Children seem to find this easier to start with than jumping backwards.

Don't worry, I'm following what you mean. Thanks for your input.

I think we'll start off use the hundred square as that's what school sent home, but use these other techniques as well once he's happy with the first way.

Crap realised its add 3 to 30 and add 3 to 63 making answer 36 :-/ That'll teach me not to check my post :-/

63 - 27 = 36

27+3=30+30=60+3=63 but on a numberline

Sorry again

I would use counting on from the smaller number on a numberline.

Eg 63-27

27 at one end, 63 at other

+7 = 30, +30= 60, +7= 67. So answer is 44

Can use the hundred square to work how many units to next ten, how many tens to nearest 10 without going over, add rest of units

Chunking is division terminology really

Sorry can't draw to make it clearer

Not at all.

Not sure how i'd cope if i had a genius on my hands!

Sorry - I hope I didn't sound rude about the genius comment!

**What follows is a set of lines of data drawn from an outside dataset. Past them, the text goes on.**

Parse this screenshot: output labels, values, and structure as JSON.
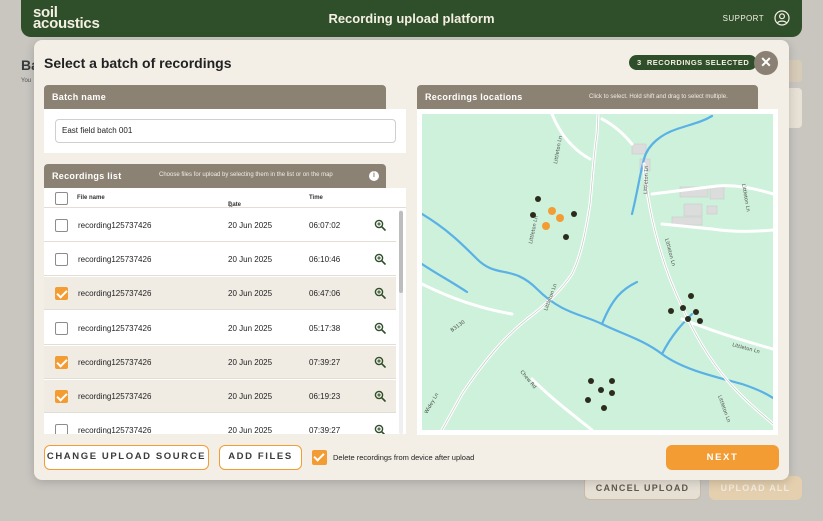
{
  "header": {
    "logo_line1": "soil",
    "logo_line2": "acoustics",
    "title": "Recording upload platform",
    "support": "SUPPORT",
    "user_icon": "user-circle-icon"
  },
  "background": {
    "heading": "Ba",
    "sub": "You",
    "cancel_upload": "CANCEL UPLOAD",
    "upload_all": "UPLOAD ALL"
  },
  "modal": {
    "title": "Select a batch of recordings",
    "selected_count": "3",
    "selected_badge": "RECORDINGS SELECTED",
    "close_icon": "close-icon",
    "batch": {
      "header": "Batch name",
      "value": "East field batch 001"
    },
    "list": {
      "header": "Recordings list",
      "hint": "Choose files for upload by selecting them in the list or on the map",
      "columns": {
        "file": "File name",
        "date": "Date",
        "time": "Time"
      },
      "rows": [
        {
          "file": "recording125737426",
          "date": "20 Jun 2025",
          "time": "06:07:02",
          "selected": false
        },
        {
          "file": "recording125737426",
          "date": "20 Jun 2025",
          "time": "06:10:46",
          "selected": false
        },
        {
          "file": "recording125737426",
          "date": "20 Jun 2025",
          "time": "06:47:06",
          "selected": true
        },
        {
          "file": "recording125737426",
          "date": "20 Jun 2025",
          "time": "05:17:38",
          "selected": false
        },
        {
          "file": "recording125737426",
          "date": "20 Jun 2025",
          "time": "07:39:27",
          "selected": true
        },
        {
          "file": "recording125737426",
          "date": "20 Jun 2025",
          "time": "06:19:23",
          "selected": true
        },
        {
          "file": "recording125737426",
          "date": "20 Jun 2025",
          "time": "07:39:27",
          "selected": false
        }
      ]
    },
    "map": {
      "header": "Recordings locations",
      "hint": "Click to select. Hold shift and drag to select multiple.",
      "road_labels": [
        "Littleton Ln",
        "Littleton Ln",
        "Littleton Ln",
        "Littleton Ln",
        "Littleton Ln",
        "Littleton Ln",
        "Littleton Ln",
        "B3130",
        "Widey Ln",
        "Chew Rd"
      ]
    },
    "footer": {
      "change_source": "CHANGE UPLOAD SOURCE",
      "add_files": "ADD FILES",
      "delete_label": "Delete recordings from device after upload",
      "delete_checked": true,
      "next": "NEXT"
    }
  },
  "colors": {
    "brand_green": "#2f4f2a",
    "accent_orange": "#f39c33",
    "panel_header": "#8c8274",
    "map_land": "#c9f0d8",
    "map_water": "#5ab1e6"
  }
}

Thanks. He's not daft, but I wouldn't say he's a genius!

We'll go for the up the columns and along the rows of the number square first and see how we get on.

It's interesting and reassuring to see how many different ways are being used out there!

Or a backwards number line where you count on in chunks. E.g 67-23 put 23 at start of number line 67 at end then jump in whatever increments they are comfortable (if new to method 10's, 5's, 2's or 1's) if more confident maybe 23+7= 30 + 30 = 60 + 7 = 67 then count up all numbers + so 7 + 30 + 7 = 44

If he's year 1 and not genius level then it will be just going up the rows and back along the columns as I suggested. Our lower ability year 2s are consolidating this at the moment.

Yes. Lots of different ways to get your head around maths is good I agree and certainly helped me when I was younger.

Thanks for those suggestions, your way of explaining things is great and much clearer than I think I'd have come up with!

Off to google cuisinnaire rods!

If the question is 63-27, I would try with

1) 63-20 = 43

then split the 7 into 3 and 4

43 -3 = 40, but I still have to take away 4

40 - 4 = 36

or

2) "what if" method

what if instead of having 63-27 I had 63 -30, then the answer would be 33.

But I took away 3 too many (30 is bigger than 27 by 3), so I have to add 3 to 33, which gives me 36

or

3) "what if" method number 2

what if instead of having 63-27 I had 67 - 27, then the answer would be 40, but I started with 4 too many (67 is bigger than 63 by four), so I have to take 4 away from 40 = 36

However, I think this is a hard one to do in your head. Probably he has to do it looking at the 100 square, so he has to do "take away 10" to move vertically, take away one to move left.

Another thing you could do is having 63 beads, or pasta pieces, in 6 groups of 10 and then the three units, and then he can count 63 .... 53.... 43... while he takes away 10 at a time, and then counting 7 back from 43, to get to 36.

Show him in many different ways, I think the exposure to different ways is very important in Maths. Also, you could try the cuisinnaire rods.

He's 6, in year 1

How old is he? If he's KS1 and just been sent home with a 100 square then it could just be practise on how to use it. E.g. 54 - 23. Find 54, go up 2 rows (because that is 2 lots of 10) and then go 3 units to the left. The answer is under your finger!

Not to worry Brycie if it's not how they've been doing it. At least it gives me somewhere to start.

Thanks for your help.

Yes I could do with a creative accountant myself

Iwish - I might yet be wrong. Don't take that as gospel, I hate chunking with a passion!

Brycie, I see it as a very creative profession

Blimey!

It makes sense but is awfully long winded!

Happy to do it that way with him if he seems to recognise the technique.

I'm hoping that he's more receptive to having a go at it in the morning and just sits down and rattles them all off. That's how the additions have been going.

I think you end up with something that looks like this.

63 - 27

63

- 20~~-~~

43

- 10~~-~~

33

+ 3

----

37

Am really happy to be told by a maths teacher I'm wrong, I won't mind at all. But at least we are keeping it alive unitil one comes along.

Join the discussion

Registering is free, easy, and means you can join in the discussion, get discounts, win prizes and lots more.

Register nowAlready registered with Mumsnet? Log in to leave your comment or alternatively, sign in with Facebook or Google.

Please login first.